Anjem Choudary, one of the most notorious hate preachers living in Britain, is facing jail after being found guilty of supporting Islamic State.
Having avoided arrest for years despite his apparent sympathy for extremism and links to some of Britain’s most notorious terrorists, Choudary was convicted at the Old Bailey after jurors heard he had sworn an oath of allegiance to Isis.
The 49-year-old, who has links to one of Lee Rigby’s killers, Michael Adebolajo, and the Islamist militant Omar Bakri Muhammad, also urged followers to support Isis in a series of talks broadcast on YouTube.
Choudary and his co-defendant, Mohammed Rahman, 33, told their supporters to obey Abu Bakr al-Baghdadi, the Isis leader, who is also known as a caliph, and travel to Syria to support Isis or “the caliphate”, the court heard.
They were convicted in July but details of the trial, including the verdict, could not be reported until now.
Choudary and Rahman face up to 10 years in jail for inviting support for a proscribed organisation. They will be sentenced on 6 September at the Old Bailey.

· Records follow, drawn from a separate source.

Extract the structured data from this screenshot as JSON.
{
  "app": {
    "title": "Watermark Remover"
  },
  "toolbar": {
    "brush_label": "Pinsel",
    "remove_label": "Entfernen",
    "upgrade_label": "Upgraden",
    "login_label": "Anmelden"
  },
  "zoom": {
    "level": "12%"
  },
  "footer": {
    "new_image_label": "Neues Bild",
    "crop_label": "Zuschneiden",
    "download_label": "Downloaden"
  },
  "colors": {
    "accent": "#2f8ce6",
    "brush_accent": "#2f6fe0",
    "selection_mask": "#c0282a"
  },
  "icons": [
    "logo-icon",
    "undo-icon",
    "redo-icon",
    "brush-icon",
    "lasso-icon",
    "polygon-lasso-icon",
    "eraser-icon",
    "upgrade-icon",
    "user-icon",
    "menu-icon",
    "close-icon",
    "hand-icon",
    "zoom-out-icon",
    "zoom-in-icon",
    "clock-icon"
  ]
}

Commander Dean Haydon, head of the Metropolitan police’s counter-terrorism command, said: “These men have stayed just within the law for many years, but there is no one within the counter-terrorism world that has any doubts of the influence that they have had, the hate they have spread and the people that they have encouraged to join terrorist organisations.
“Over and over again we have seen people on trial for the most serious offences who have attended lectures or speeches given by these men. The oath of allegiance was a turning point for the police – at last we had the evidence that they had stepped over the line and we could prove they supported Isis.”
Haydon said 20 years’ worth of material was considered in the investigation, with 333 electronic devices containing 12.1 terabytes of storage data assessed.
It can now also be revealed that Choudary was encouraged to support Isis by a notorious British Isis fighter who fled to Syria while on police bail.
The court heard that shortly after Isis was described as a terror group Choudary was in contact with an individual name as Subject A. It can now be revealed Subject A was Siddartha Dhar – known on social media as Abu Rumaysah – who was arrested alongside Choudary before he fled to Syria to fight with Isis while on police bail.
Dhar encouraged Choudary to express support for Isis on social media. Following on from Dhar’s encouragement, both defendants made their position on the newly declared caliphate clear in the “oath of allegiance”.
British Muslims had complained about the media attention paid to Choudary and the impression sometimes given to audiences that he was representative of British Islamic thought.
Miqdaad Versi, of the Muslim Council of Britain, told the Guardian: “Mr Anjem Choudary has long been condemned by Muslim organisations and Muslims across the country, who consider him and his support for Daesh [Isis] to be despicable and contrary to the values of Islam and our nation.
“Many Muslims have long been puzzled why this man was regularly approached by the media to give outrageous statements that inflamed Islamophobia. We hope the judgment serves as a lesson for anyone who follows this path of advocating hate and division.”